Pest Control - Moles
What do the look like?
Moles are small mammals that have dark brown fur and large shovel shaped front limbs that are used for digging, very small eyes and no external ear flaps. The breeding season is between February and June usually with one litter of between 2-7 young. These are born in underground nests.
Where do they live?
The mole is widespread throughout Britain; adult moles are solitary and live almost entirely underground in tunnels which can extend over a large area. They will have two depths of tunnels. The deepest will be between 2-8 inches or more below the surface. The soil excavated from these tunnels is pushed out of the system and forms ‘mole hills’. The other type of tunnel is a ‘surface tunnel’ that is just below the ground and can be recognised by soil or grass pushed up as a ridge along the length of the run. These shallow tunnels are not as permanent as the deep tunnels.
What do they eat?
Moles eat earthworms and this is what attracts them to your lawn.
Moles are classed as a nuisance pest and can be extremely irritating for keen gardeners due to molehills forming in lawns.
- Traditional solutions have included the control of earthworms. However, earthworms do a lot of good, improving drainage and breaking down organic matter in the soil. By removing or controlling the earthworms you will control the moles but the price is high, as you will damage your soil.
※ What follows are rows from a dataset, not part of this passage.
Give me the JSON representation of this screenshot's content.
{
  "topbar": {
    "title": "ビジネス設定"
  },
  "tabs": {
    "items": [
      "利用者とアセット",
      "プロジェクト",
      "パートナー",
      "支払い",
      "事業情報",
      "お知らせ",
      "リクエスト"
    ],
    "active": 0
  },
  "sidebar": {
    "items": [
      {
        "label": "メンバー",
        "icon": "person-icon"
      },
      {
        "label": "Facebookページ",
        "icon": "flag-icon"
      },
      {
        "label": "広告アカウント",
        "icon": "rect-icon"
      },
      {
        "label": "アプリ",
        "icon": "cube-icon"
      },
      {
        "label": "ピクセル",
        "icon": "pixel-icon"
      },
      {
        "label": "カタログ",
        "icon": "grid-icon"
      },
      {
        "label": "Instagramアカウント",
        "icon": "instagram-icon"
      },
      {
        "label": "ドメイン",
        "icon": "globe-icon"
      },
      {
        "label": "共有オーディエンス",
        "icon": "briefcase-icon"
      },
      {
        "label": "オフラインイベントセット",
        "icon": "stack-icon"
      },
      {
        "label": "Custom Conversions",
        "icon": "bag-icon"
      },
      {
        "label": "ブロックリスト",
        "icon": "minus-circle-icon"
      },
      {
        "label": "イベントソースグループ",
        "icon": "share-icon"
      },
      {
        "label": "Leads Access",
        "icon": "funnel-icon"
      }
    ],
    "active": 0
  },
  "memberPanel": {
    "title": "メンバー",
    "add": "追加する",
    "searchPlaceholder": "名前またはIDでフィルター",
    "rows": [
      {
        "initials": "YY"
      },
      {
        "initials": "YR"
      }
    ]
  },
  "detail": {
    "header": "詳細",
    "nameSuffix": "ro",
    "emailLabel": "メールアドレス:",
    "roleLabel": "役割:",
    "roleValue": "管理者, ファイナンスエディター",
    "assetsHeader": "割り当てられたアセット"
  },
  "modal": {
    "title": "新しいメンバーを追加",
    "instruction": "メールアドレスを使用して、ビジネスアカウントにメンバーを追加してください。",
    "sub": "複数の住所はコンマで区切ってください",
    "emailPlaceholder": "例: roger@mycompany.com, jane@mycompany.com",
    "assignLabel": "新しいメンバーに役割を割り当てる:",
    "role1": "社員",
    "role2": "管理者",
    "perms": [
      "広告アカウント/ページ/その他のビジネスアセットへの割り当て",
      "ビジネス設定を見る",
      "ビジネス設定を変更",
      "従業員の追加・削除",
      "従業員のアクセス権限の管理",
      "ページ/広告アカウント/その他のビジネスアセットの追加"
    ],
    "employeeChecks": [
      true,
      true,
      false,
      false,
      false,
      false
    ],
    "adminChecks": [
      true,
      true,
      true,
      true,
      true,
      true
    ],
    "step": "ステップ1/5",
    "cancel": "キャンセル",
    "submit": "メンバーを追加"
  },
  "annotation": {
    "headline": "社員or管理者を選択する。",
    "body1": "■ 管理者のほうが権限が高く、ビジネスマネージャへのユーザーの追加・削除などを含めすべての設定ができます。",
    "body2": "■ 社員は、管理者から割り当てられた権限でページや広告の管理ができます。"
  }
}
- Trapping is the best method for removing young, inexperienced moles. This can be done by householders or by a professional pest control company. This type of control is best carried out between October and April when moles tend to be at their most active. Locating the deep runs can be done by probing the ground with a stick. When a run is located the stick will suddenly give and it can then be excavated. The key to trapping is to set the trap without introducing any foreign scents. To achieve this, use old traps or buy new ones and bury them in the ground for a few weeks so that any new odours are removed. Before you touch the traps you should also rub soil over your hands to hide your own scent. The trap should then be placed in the mole run so that the trap sits just above the run base. Once the trap is set make sure that no light can get into the mole run by adding soil around the top of the trap. Trapping is a very difficult procedure and unless you are experienced, you are unlikely to entirely remove the problem. Traps must be checked daily.
- Fumigating is another option. Locate the run as above and use a special ‘mole smoke’ to fumigate the run, these can be obtained from garden centres and hardware stores and should be used in accordance with the manufacturers instructions. The smokes contain sulphur and should only be used when the weather is warm as in cold damp weather the smoke will not travel throughout the run.
- Baiting worms is another possible method. This can only be done by a professional mole catcher; the worms are laced with poison and are placed where the moles will come across them.
- You may be able to encourage moles to leave your garden by using a strong smelling garden disinfectant such as Jeyes Fluid or similar. Always follow the manufacturer's instructions which can be found on or attached to the container. Seek further advice from the retailer if necessary. Due to moles highly developed sense of smell this strong smelling chemical can act as a deterrent. You will probably need to continue with the procedure for about ten days to achieve positive results.